- Brief: Scan the records for the string "gmail", then copy each line that has it.

[Data shown — start]

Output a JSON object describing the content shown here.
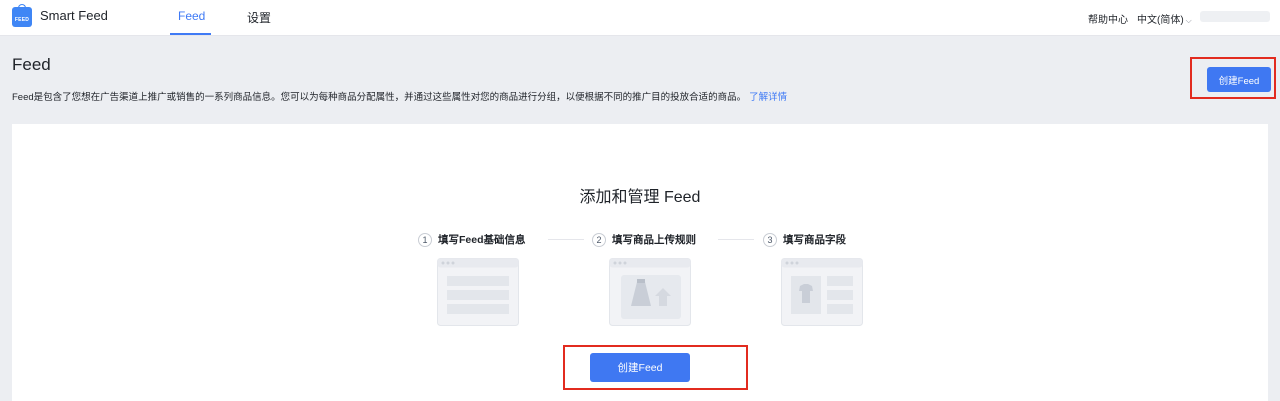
{
  "app": {
    "logo_text": "FEED",
    "name": "Smart Feed"
  },
  "nav": {
    "tabs": [
      {
        "label": "Feed",
        "active": true
      },
      {
        "label": "设置",
        "active": false
      }
    ],
    "help_label": "帮助中心",
    "language_label": "中文(简体)"
  },
  "header": {
    "title": "Feed",
    "description": "Feed是包含了您想在广告渠道上推广或销售的一系列商品信息。您可以为每种商品分配属性，并通过这些属性对您的商品进行分组，以便根据不同的推广目的投放合适的商品。",
    "learn_more": "了解详情",
    "create_button": "创建Feed"
  },
  "empty_state": {
    "title": "添加和管理 Feed",
    "steps": [
      {
        "number": "1",
        "label": "填写Feed基础信息",
        "icon": "form-layout-illustration"
      },
      {
        "number": "2",
        "label": "填写商品上传规则",
        "icon": "product-upload-illustration"
      },
      {
        "number": "3",
        "label": "填写商品字段",
        "icon": "product-fields-illustration"
      }
    ],
    "create_button": "创建Feed"
  },
  "colors": {
    "accent": "#3f78f2",
    "highlight": "#e22b1f",
    "page_bg": "#eceef2"
  }
}
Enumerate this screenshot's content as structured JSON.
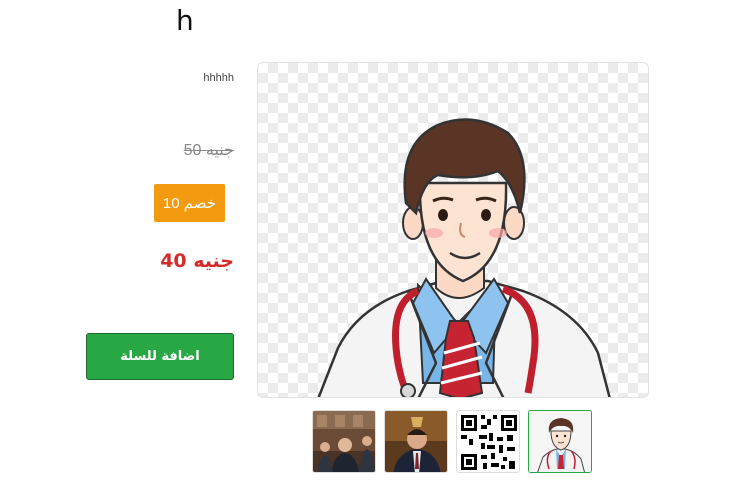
{
  "product": {
    "title": "h",
    "description": "hhhhh",
    "old_price": "50 جنيه",
    "discount": "خصم 10",
    "price": "40 جنيه",
    "add_to_cart": "اضافة للسلة"
  },
  "colors": {
    "discount_bg": "#f39a10",
    "price": "#d62b2b",
    "cart_button": "#28a745"
  },
  "gallery": {
    "main_image": "doctor-cartoon-image",
    "thumbnails": [
      {
        "name": "parliament-photo-thumbnail"
      },
      {
        "name": "man-portrait-thumbnail"
      },
      {
        "name": "qr-code-thumbnail"
      },
      {
        "name": "doctor-cartoon-thumbnail",
        "active": true
      }
    ]
  }
}
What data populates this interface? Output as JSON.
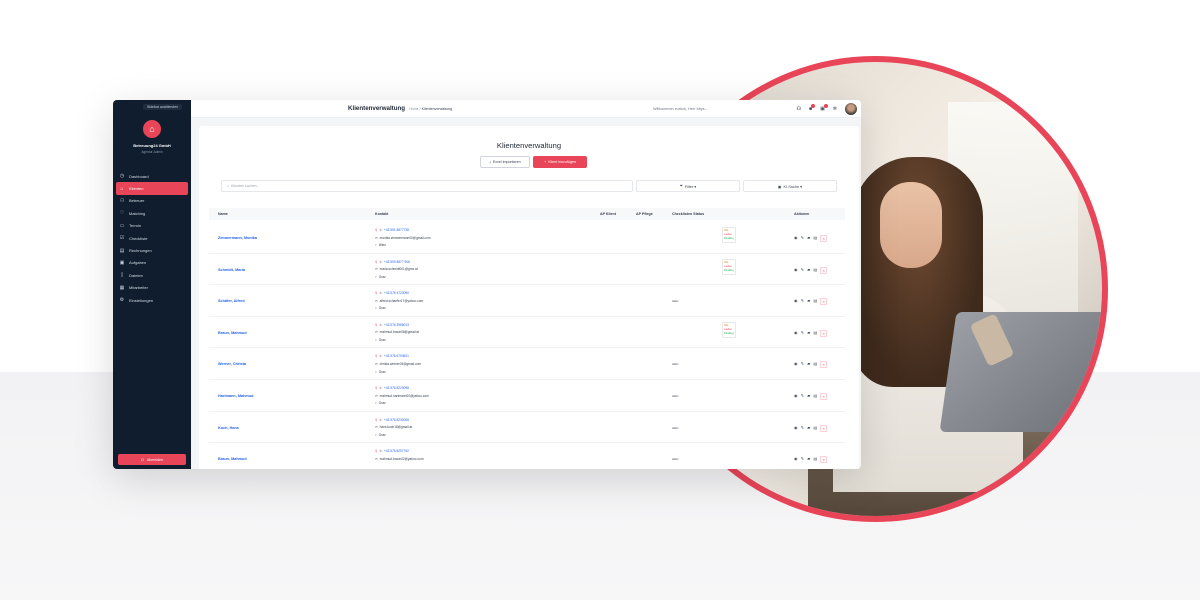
{
  "app": {
    "sidebar": {
      "collapse_label": "Sidebar ausblenden",
      "company": "Betreuung24 GmbH",
      "subtitle": "Agentur-Admin",
      "items": [
        {
          "label": "Dashboard",
          "icon": "clock-icon",
          "active": false
        },
        {
          "label": "Klienten",
          "icon": "home-icon",
          "active": true
        },
        {
          "label": "Betreuer",
          "icon": "users-icon",
          "active": false
        },
        {
          "label": "Matching",
          "icon": "heart-icon",
          "active": false
        },
        {
          "label": "Termin",
          "icon": "truck-icon",
          "active": false
        },
        {
          "label": "Checkliste",
          "icon": "checklist-icon",
          "active": false
        },
        {
          "label": "Rechnungen",
          "icon": "invoice-icon",
          "active": false
        },
        {
          "label": "Aufgaben",
          "icon": "task-icon",
          "active": false
        },
        {
          "label": "Dateien",
          "icon": "file-icon",
          "active": false
        },
        {
          "label": "Mitarbeiter",
          "icon": "staff-icon",
          "active": false
        },
        {
          "label": "Einstellungen",
          "icon": "gear-icon",
          "active": false
        }
      ],
      "logout_label": "Abmelden"
    },
    "topbar": {
      "title": "Klientenverwaltung",
      "breadcrumb_home": "Home",
      "breadcrumb_sep": "/",
      "breadcrumb_current": "Klientenverwaltung",
      "greeting": "Willkommen zurück, Herr Idrys..."
    },
    "page": {
      "heading": "Klientenverwaltung",
      "import_label": "Excel importieren",
      "add_label": "Klient hinzufügen",
      "search_placeholder": "Klienten suchen...",
      "filter_label": "Filter ▾",
      "ai_label": "KI-Suche ▾"
    },
    "table": {
      "headers": [
        "Name",
        "Kontakt",
        "AP Klient",
        "AP Pflege",
        "Checklisten Status",
        "Aktionen"
      ],
      "rows": [
        {
          "name": "Zimmermann, Monika",
          "phone": "+43 591 8877738",
          "email": "monika.zimmermann00@gmail.com",
          "city": "Wien",
          "status": "",
          "badges": [
            "Info",
            "Laufen",
            "Pending"
          ]
        },
        {
          "name": "Schmidt, Maria",
          "phone": "+43 590 8877 908",
          "email": "maria.schmidt001@gmx.at",
          "city": "Graz",
          "status": "",
          "badges": [
            "Info",
            "Laufen",
            "Pending"
          ]
        },
        {
          "name": "Schäfer, Alfred",
          "phone": "+43 576 4723090",
          "email": "alfred.schaefer17@yahoo.com",
          "city": "Graz",
          "status": "Aktiv",
          "badges": []
        },
        {
          "name": "Braun, Mahmud",
          "phone": "+43 576 3968013",
          "email": "mahmud.braun08@gmail.at",
          "city": "Graz",
          "status": "",
          "badges": [
            "Info",
            "Laufen",
            "Pending"
          ]
        },
        {
          "name": "Werner, Christa",
          "phone": "+43 576 6793621",
          "email": "christa.werner03@gmail.com",
          "city": "Graz",
          "status": "Aktiv",
          "badges": []
        },
        {
          "name": "Hartmann, Mahmud",
          "phone": "+43 576 8220098",
          "email": "mahmud.hartmann00@yahoo.com",
          "city": "Graz",
          "status": "Aktiv",
          "badges": []
        },
        {
          "name": "Koch, Hans",
          "phone": "+43 576 8230008",
          "email": "hans.koch18@gmail.at",
          "city": "Graz",
          "status": "Aktiv",
          "badges": []
        },
        {
          "name": "Braun, Mahmud",
          "phone": "+43 576 8257762",
          "email": "mahmud.braun02@yahoo.com",
          "city": "",
          "status": "Aktiv",
          "badges": []
        }
      ]
    }
  },
  "colors": {
    "accent": "#e94558",
    "sidebar": "#0f1d2e",
    "link": "#2563eb"
  }
}
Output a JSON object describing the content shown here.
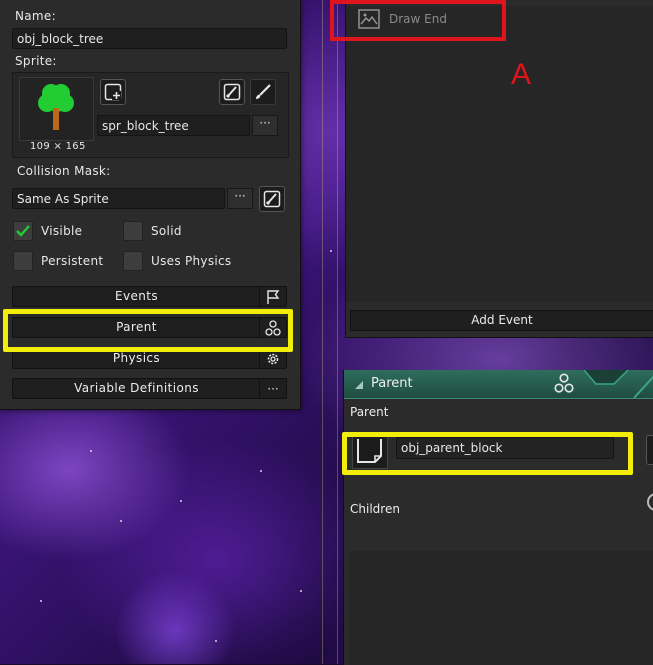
{
  "object_panel": {
    "name_label": "Name:",
    "name_value": "obj_block_tree",
    "sprite_label": "Sprite:",
    "sprite_name": "spr_block_tree",
    "sprite_dimensions": "109 × 165",
    "collision_mask_label": "Collision Mask:",
    "collision_mask_value": "Same As Sprite",
    "options_glyph": "···",
    "checkboxes": {
      "visible": {
        "label": "Visible",
        "checked": true
      },
      "solid": {
        "label": "Solid",
        "checked": false
      },
      "persistent": {
        "label": "Persistent",
        "checked": false
      },
      "uses_physics": {
        "label": "Uses Physics",
        "checked": false
      }
    },
    "buttons": {
      "events": "Events",
      "parent": "Parent",
      "physics": "Physics",
      "variable_definitions": "Variable Definitions"
    }
  },
  "events_panel": {
    "event_name": "Draw End",
    "add_event_label": "Add Event",
    "annotation": "A"
  },
  "parent_panel": {
    "title": "Parent",
    "parent_section_label": "Parent",
    "parent_value": "obj_parent_block",
    "children_label": "Children"
  },
  "colors": {
    "highlight_yellow": "#f2ee0a",
    "annotation_red": "#e0141c",
    "parent_header_teal": "#2e6d5c",
    "checkbox_green": "#22cc33"
  },
  "icons": [
    "add-sprite-icon",
    "edit-sprite-icon",
    "paint-brush-icon",
    "collision-mask-edit-icon",
    "flag-icon",
    "parent-hierarchy-icon",
    "gear-icon",
    "draw-event-icon"
  ]
}
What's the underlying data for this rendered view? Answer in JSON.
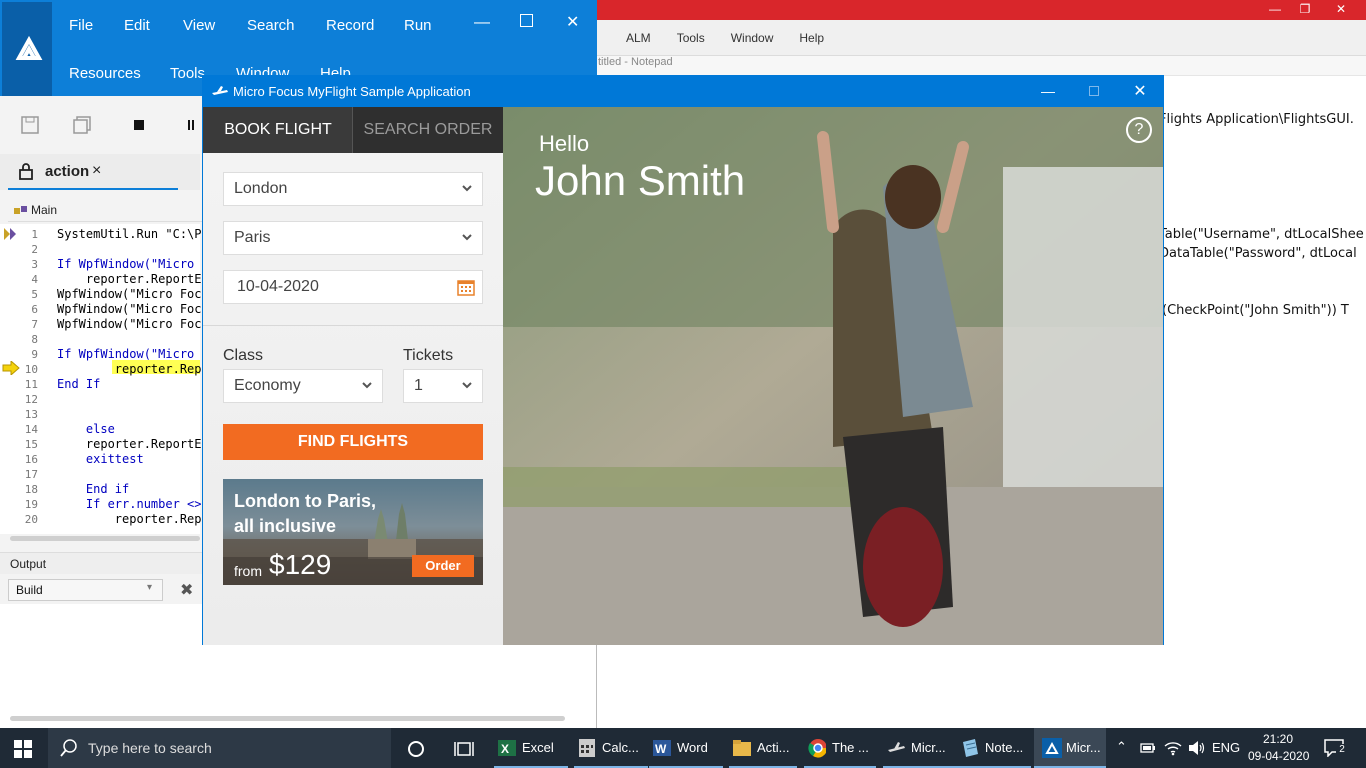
{
  "uft": {
    "menu": [
      "File",
      "Edit",
      "View",
      "Search",
      "Record",
      "Run",
      "Resources",
      "Tools",
      "Window",
      "Help"
    ],
    "tab_label": "action",
    "tab_close": "×",
    "breadcrumb": "Main",
    "lines": [
      {
        "n": "1",
        "text": "SystemUtil.Run \"C:\\Pr"
      },
      {
        "n": "2",
        "text": ""
      },
      {
        "n": "3",
        "text": "If WpfWindow(\"Micro F"
      },
      {
        "n": "4",
        "text": "    reporter.ReportEv"
      },
      {
        "n": "5",
        "text": "WpfWindow(\"Micro Focu"
      },
      {
        "n": "6",
        "text": "WpfWindow(\"Micro Focu"
      },
      {
        "n": "7",
        "text": "WpfWindow(\"Micro Focu"
      },
      {
        "n": "8",
        "text": ""
      },
      {
        "n": "9",
        "text": "If WpfWindow(\"Micro F"
      },
      {
        "n": "10",
        "text": "        reporter.Repo"
      },
      {
        "n": "11",
        "text": "End If"
      },
      {
        "n": "12",
        "text": ""
      },
      {
        "n": "13",
        "text": ""
      },
      {
        "n": "14",
        "text": "    else"
      },
      {
        "n": "15",
        "text": "    reporter.ReportEv"
      },
      {
        "n": "16",
        "text": "    exittest"
      },
      {
        "n": "17",
        "text": ""
      },
      {
        "n": "18",
        "text": "    End if"
      },
      {
        "n": "19",
        "text": "    If err.number <>"
      },
      {
        "n": "20",
        "text": "        reporter.Repo"
      }
    ],
    "output_label": "Output",
    "build_select": "Build"
  },
  "background": {
    "menu": [
      "ALM",
      "Tools",
      "Window",
      "Help"
    ],
    "notepad_title": "titled - Notepad",
    "code_lines": [
      "Flights Application\\FlightsGUI.",
      "Table(\"Username\", dtLocalShee",
      "DataTable(\"Password\", dtLocal",
      "(CheckPoint(\"John Smith\")) T"
    ]
  },
  "flight": {
    "window_title": "Micro Focus MyFlight Sample Application",
    "tab_book": "BOOK FLIGHT",
    "tab_search": "SEARCH ORDER",
    "from_city": "London",
    "to_city": "Paris",
    "date": "10-04-2020",
    "class_label": "Class",
    "class_value": "Economy",
    "tickets_label": "Tickets",
    "tickets_value": "1",
    "find_button": "FIND FLIGHTS",
    "promo_title_line1": "London to Paris,",
    "promo_title_line2": "all inclusive",
    "promo_from": "from",
    "promo_price": "$129",
    "promo_order": "Order",
    "greeting": "Hello",
    "user_name": "John Smith",
    "help": "?"
  },
  "taskbar": {
    "search_placeholder": "Type here to search",
    "apps": [
      "Excel",
      "Calc...",
      "Word",
      "Acti...",
      "The ...",
      "Micr...",
      "Note...",
      "Micr..."
    ],
    "lang": "ENG",
    "time": "21:20",
    "date": "09-04-2020",
    "notifications": "2"
  },
  "colors": {
    "accent_blue": "#0078d7",
    "orange": "#f26b21",
    "tab_dark": "#2f2f2f"
  }
}
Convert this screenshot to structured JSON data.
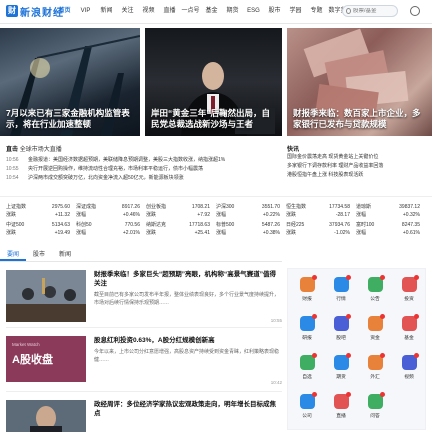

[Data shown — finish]

- Reply to the exercise:
          "email": "monika.zimmermann00@gmail.com",
          "email": "mahmud.braun08@gmail.at",
          "email": "christa.werner03@gmail.com",
          "email": "hans.koch18@gmail.at",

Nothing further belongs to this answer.